Entries from a dataset of interfaces
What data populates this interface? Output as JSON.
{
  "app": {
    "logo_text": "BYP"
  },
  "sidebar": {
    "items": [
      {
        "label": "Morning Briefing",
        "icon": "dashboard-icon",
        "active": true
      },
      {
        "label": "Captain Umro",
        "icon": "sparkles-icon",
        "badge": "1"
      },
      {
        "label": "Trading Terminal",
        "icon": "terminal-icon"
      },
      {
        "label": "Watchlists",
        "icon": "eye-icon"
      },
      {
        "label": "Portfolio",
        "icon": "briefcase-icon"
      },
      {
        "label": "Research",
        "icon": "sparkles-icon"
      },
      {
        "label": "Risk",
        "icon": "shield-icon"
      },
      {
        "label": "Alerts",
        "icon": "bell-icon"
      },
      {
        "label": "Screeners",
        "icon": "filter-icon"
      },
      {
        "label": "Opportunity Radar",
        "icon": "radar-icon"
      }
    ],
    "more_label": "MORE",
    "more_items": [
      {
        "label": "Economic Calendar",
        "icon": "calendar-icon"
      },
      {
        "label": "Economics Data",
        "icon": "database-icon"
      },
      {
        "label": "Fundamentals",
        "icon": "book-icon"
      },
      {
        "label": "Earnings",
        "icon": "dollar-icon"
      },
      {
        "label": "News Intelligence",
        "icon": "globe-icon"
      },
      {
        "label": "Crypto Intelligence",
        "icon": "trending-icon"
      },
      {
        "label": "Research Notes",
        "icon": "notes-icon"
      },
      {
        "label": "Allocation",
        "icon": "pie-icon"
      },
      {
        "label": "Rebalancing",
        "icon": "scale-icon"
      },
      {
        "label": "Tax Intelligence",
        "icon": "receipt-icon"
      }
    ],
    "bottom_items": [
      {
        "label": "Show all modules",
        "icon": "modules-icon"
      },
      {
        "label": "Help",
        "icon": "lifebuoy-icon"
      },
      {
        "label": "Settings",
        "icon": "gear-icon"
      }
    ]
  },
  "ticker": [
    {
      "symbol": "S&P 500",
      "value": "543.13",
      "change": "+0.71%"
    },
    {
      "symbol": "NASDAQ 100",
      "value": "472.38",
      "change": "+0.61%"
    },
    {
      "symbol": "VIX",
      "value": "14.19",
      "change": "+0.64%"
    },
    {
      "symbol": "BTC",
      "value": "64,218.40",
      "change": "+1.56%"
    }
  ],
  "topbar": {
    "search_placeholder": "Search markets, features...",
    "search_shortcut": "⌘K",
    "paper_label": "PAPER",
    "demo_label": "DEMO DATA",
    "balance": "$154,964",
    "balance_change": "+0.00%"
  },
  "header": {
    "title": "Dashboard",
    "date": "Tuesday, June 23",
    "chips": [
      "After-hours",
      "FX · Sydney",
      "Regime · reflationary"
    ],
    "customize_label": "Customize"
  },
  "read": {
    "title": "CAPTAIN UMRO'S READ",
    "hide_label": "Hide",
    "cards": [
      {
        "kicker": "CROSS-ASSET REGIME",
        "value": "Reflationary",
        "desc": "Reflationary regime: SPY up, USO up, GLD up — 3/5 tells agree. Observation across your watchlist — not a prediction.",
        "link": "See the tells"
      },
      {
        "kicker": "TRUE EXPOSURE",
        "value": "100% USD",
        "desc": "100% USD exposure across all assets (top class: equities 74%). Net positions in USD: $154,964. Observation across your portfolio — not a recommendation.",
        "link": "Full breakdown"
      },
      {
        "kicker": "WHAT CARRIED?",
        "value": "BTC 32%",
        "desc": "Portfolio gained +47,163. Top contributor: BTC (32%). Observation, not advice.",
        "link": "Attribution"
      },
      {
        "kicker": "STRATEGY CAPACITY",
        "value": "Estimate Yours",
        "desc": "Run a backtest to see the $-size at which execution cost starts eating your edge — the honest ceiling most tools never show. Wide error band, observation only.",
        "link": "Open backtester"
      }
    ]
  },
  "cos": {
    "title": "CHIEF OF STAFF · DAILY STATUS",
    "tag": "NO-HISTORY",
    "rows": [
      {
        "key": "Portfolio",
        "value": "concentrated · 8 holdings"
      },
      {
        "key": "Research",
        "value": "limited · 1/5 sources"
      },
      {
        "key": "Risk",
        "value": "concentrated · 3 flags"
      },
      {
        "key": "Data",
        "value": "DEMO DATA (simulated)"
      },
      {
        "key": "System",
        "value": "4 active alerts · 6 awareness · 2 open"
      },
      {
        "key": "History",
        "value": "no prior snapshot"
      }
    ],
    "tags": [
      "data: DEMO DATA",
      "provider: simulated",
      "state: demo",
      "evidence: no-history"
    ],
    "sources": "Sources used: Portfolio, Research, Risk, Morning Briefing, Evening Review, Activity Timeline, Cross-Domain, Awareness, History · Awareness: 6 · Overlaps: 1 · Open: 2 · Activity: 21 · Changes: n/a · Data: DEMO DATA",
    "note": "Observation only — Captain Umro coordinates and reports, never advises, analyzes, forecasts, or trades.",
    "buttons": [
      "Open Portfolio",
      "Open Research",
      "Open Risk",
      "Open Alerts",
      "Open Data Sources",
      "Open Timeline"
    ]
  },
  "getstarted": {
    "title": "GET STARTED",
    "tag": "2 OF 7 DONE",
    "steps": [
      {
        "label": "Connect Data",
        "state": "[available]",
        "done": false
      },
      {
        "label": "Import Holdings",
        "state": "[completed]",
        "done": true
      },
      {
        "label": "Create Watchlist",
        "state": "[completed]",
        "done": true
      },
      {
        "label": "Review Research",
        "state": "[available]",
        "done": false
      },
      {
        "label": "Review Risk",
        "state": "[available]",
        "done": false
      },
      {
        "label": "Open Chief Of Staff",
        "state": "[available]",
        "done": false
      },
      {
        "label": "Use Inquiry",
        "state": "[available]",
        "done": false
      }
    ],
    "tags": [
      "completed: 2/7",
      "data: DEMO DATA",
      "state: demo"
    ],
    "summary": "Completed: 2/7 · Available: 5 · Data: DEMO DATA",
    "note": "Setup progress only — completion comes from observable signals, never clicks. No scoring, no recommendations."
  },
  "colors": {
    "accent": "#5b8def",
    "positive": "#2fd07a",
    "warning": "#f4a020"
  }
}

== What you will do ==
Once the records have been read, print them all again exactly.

== Response to this task ==
What data populates this interface? Output as JSON.
{
  "app": {
    "logo_text": "BYP"
  },
  "sidebar": {
    "items": [
      {
        "label": "Morning Briefing",
        "icon": "dashboard-icon",
        "active": true
      },
      {
        "label": "Captain Umro",
        "icon": "sparkles-icon",
        "badge": "1"
      },
      {
        "label": "Trading Terminal",
        "icon": "terminal-icon"
      },
      {
        "label": "Watchlists",
        "icon": "eye-icon"
      },
      {
        "label": "Portfolio",
        "icon": "briefcase-icon"
      },
      {
        "label": "Research",
        "icon": "sparkles-icon"
      },
      {
        "label": "Risk",
        "icon": "shield-icon"
      },
      {
        "label": "Alerts",
        "icon": "bell-icon"
      },
      {
        "label": "Screeners",
        "icon": "filter-icon"
      },
      {
        "label": "Opportunity Radar",
        "icon": "radar-icon"
      }
    ],
    "more_label": "MORE",
    "more_items": [
      {
        "label": "Economic Calendar",
        "icon": "calendar-icon"
      },
      {
        "label": "Economics Data",
        "icon": "database-icon"
      },
      {
        "label": "Fundamentals",
        "icon": "book-icon"
      },
      {
        "label": "Earnings",
        "icon": "dollar-icon"
      },
      {
        "label": "News Intelligence",
        "icon": "globe-icon"
      },
      {
        "label": "Crypto Intelligence",
        "icon": "trending-icon"
      },
      {
        "label": "Research Notes",
        "icon": "notes-icon"
      },
      {
        "label": "Allocation",
        "icon": "pie-icon"
      },
      {
        "label": "Rebalancing",
        "icon": "scale-icon"
      },
      {
        "label": "Tax Intelligence",
        "icon": "receipt-icon"
      }
    ],
    "bottom_items": [
      {
        "label": "Show all modules",
        "icon": "modules-icon"
      },
      {
        "label": "Help",
        "icon": "lifebuoy-icon"
      },
      {
        "label": "Settings",
        "icon": "gear-icon"
      }
    ]
  },
  "ticker": [
    {
      "symbol": "S&P 500",
      "value": "543.13",
      "change": "+0.71%"
    },
    {
      "symbol": "NASDAQ 100",
      "value": "472.38",
      "change": "+0.61%"
    },
    {
      "symbol": "VIX",
      "value": "14.19",
      "change": "+0.64%"
    },
    {
      "symbol": "BTC",
      "value": "64,218.40",
      "change": "+1.56%"
    }
  ],
  "topbar": {
    "search_placeholder": "Search markets, features...",
    "search_shortcut": "⌘K",
    "paper_label": "PAPER",
    "demo_label": "DEMO DATA",
    "balance": "$154,964",
    "balance_change": "+0.00%"
  },
  "header": {
    "title": "Dashboard",
    "date": "Tuesday, June 23",
    "chips": [
      "After-hours",
      "FX · Sydney",
      "Regime · reflationary"
    ],
    "customize_label": "Customize"
  },
  "read": {
    "title": "CAPTAIN UMRO'S READ",
    "hide_label": "Hide",
    "cards": [
      {
        "kicker": "CROSS-ASSET REGIME",
        "value": "Reflationary",
        "desc": "Reflationary regime: SPY up, USO up, GLD up — 3/5 tells agree. Observation across your watchlist — not a prediction.",
        "link": "See the tells"
      },
      {
        "kicker": "TRUE EXPOSURE",
        "value": "100% USD",
        "desc": "100% USD exposure across all assets (top class: equities 74%). Net positions in USD: $154,964. Observation across your portfolio — not a recommendation.",
        "link": "Full breakdown"
      },
      {
        "kicker": "WHAT CARRIED?",
        "value": "BTC 32%",
        "desc": "Portfolio gained +47,163. Top contributor: BTC (32%). Observation, not advice.",
        "link": "Attribution"
      },
      {
        "kicker": "STRATEGY CAPACITY",
        "value": "Estimate Yours",
        "desc": "Run a backtest to see the $-size at which execution cost starts eating your edge — the honest ceiling most tools never show. Wide error band, observation only.",
        "link": "Open backtester"
      }
    ]
  },
  "cos": {
    "title": "CHIEF OF STAFF · DAILY STATUS",
    "tag": "NO-HISTORY",
    "rows": [
      {
        "key": "Portfolio",
        "value": "concentrated · 8 holdings"
      },
      {
        "key": "Research",
        "value": "limited · 1/5 sources"
      },
      {
        "key": "Risk",
        "value": "concentrated · 3 flags"
      },
      {
        "key": "Data",
        "value": "DEMO DATA (simulated)"
      },
      {
        "key": "System",
        "value": "4 active alerts · 6 awareness · 2 open"
      },
      {
        "key": "History",
        "value": "no prior snapshot"
      }
    ],
    "tags": [
      "data: DEMO DATA",
      "provider: simulated",
      "state: demo",
      "evidence: no-history"
    ],
    "sources": "Sources used: Portfolio, Research, Risk, Morning Briefing, Evening Review, Activity Timeline, Cross-Domain, Awareness, History · Awareness: 6 · Overlaps: 1 · Open: 2 · Activity: 21 · Changes: n/a · Data: DEMO DATA",
    "note": "Observation only — Captain Umro coordinates and reports, never advises, analyzes, forecasts, or trades.",
    "buttons": [
      "Open Portfolio",
      "Open Research",
      "Open Risk",
      "Open Alerts",
      "Open Data Sources",
      "Open Timeline"
    ]
  },
  "getstarted": {
    "title": "GET STARTED",
    "tag": "2 OF 7 DONE",
    "steps": [
      {
        "label": "Connect Data",
        "state": "[available]",
        "done": false
      },
      {
        "label": "Import Holdings",
        "state": "[completed]",
        "done": true
      },
      {
        "label": "Create Watchlist",
        "state": "[completed]",
        "done": true
      },
      {
        "label": "Review Research",
        "state": "[available]",
        "done": false
      },
      {
        "label": "Review Risk",
        "state": "[available]",
        "done": false
      },
      {
        "label": "Open Chief Of Staff",
        "state": "[available]",
        "done": false
      },
      {
        "label": "Use Inquiry",
        "state": "[available]",
        "done": false
      }
    ],
    "tags": [
      "completed: 2/7",
      "data: DEMO DATA",
      "state: demo"
    ],
    "summary": "Completed: 2/7 · Available: 5 · Data: DEMO DATA",
    "note": "Setup progress only — completion comes from observable signals, never clicks. No scoring, no recommendations."
  },
  "colors": {
    "accent": "#5b8def",
    "positive": "#2fd07a",
    "warning": "#f4a020"
  }
}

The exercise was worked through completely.